* _Work instructions_:
Each record should appear again in the response exactly as it does in the original.

* _Data shown_:
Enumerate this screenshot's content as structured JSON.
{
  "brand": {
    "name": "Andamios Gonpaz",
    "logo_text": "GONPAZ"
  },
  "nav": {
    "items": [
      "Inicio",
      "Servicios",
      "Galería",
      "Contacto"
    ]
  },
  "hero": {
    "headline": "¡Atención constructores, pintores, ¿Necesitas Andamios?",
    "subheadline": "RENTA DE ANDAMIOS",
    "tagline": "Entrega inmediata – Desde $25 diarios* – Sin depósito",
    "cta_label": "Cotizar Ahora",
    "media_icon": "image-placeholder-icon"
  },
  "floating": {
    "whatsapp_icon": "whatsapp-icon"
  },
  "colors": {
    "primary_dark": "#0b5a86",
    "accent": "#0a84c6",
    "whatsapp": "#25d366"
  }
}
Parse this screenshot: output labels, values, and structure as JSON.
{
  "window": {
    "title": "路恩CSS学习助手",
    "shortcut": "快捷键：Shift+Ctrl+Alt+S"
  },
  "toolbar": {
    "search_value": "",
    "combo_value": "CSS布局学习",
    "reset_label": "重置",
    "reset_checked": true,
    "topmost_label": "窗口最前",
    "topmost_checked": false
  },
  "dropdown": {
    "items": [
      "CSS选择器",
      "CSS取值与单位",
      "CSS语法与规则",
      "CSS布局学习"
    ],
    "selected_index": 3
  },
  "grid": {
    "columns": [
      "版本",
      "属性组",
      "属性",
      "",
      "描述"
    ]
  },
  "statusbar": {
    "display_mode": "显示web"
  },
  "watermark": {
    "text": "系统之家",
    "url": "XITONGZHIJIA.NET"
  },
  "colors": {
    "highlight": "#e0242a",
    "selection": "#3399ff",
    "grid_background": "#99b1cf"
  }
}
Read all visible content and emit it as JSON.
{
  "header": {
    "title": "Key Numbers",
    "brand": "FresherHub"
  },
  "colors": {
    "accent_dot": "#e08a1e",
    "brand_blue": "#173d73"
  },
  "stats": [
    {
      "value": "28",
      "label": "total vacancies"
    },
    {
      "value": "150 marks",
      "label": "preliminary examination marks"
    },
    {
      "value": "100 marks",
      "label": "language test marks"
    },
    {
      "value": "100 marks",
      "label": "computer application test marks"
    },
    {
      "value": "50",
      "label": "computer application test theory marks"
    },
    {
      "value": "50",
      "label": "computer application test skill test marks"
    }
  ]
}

* _Response area_:
Enumerate this screenshot's content as structured JSON.
{
  "brand": {
    "name": "Andamios Gonpaz",
    "logo_text": "GONPAZ"
  },
  "nav": {
    "items": [
      "Inicio",
      "Servicios",
      "Galería",
      "Contacto"
    ]
  },
  "hero": {
    "headline": "¡Atención constructores, pintores, ¿Necesitas Andamios?",
    "subheadline": "RENTA DE ANDAMIOS",
    "tagline": "Entrega inmediata – Desde $25 diarios* – Sin depósito",
    "cta_label": "Cotizar Ahora",
    "media_icon": "image-placeholder-icon"
  },
  "floating": {
    "whatsapp_icon": "whatsapp-icon"
  },
  "colors": {
    "primary_dark": "#0b5a86",
    "accent": "#0a84c6",
    "whatsapp": "#25d366"
  }
}
Parse this screenshot: output labels, values, and structure as JSON.
{
  "window": {
    "title": "路恩CSS学习助手",
    "shortcut": "快捷键：Shift+Ctrl+Alt+S"
  },
  "toolbar": {
    "search_value": "",
    "combo_value": "CSS布局学习",
    "reset_label": "重置",
    "reset_checked": true,
    "topmost_label": "窗口最前",
    "topmost_checked": false
  },
  "dropdown": {
    "items": [
      "CSS选择器",
      "CSS取值与单位",
      "CSS语法与规则",
      "CSS布局学习"
    ],
    "selected_index": 3
  },
  "grid": {
    "columns": [
      "版本",
      "属性组",
      "属性",
      "",
      "描述"
    ]
  },
  "statusbar": {
    "display_mode": "显示web"
  },
  "watermark": {
    "text": "系统之家",
    "url": "XITONGZHIJIA.NET"
  },
  "colors": {
    "highlight": "#e0242a",
    "selection": "#3399ff",
    "grid_background": "#99b1cf"
  }
}
Read all visible content and emit it as JSON.
{
  "header": {
    "title": "Key Numbers",
    "brand": "FresherHub"
  },
  "colors": {
    "accent_dot": "#e08a1e",
    "brand_blue": "#173d73"
  },
  "stats": [
    {
      "value": "28",
      "label": "total vacancies"
    },
    {
      "value": "150 marks",
      "label": "preliminary examination marks"
    },
    {
      "value": "100 marks",
      "label": "language test marks"
    },
    {
      "value": "100 marks",
      "label": "computer application test marks"
    },
    {
      "value": "50",
      "label": "computer application test theory marks"
    },
    {
      "value": "50",
      "label": "computer application test skill test marks"
    }
  ]
}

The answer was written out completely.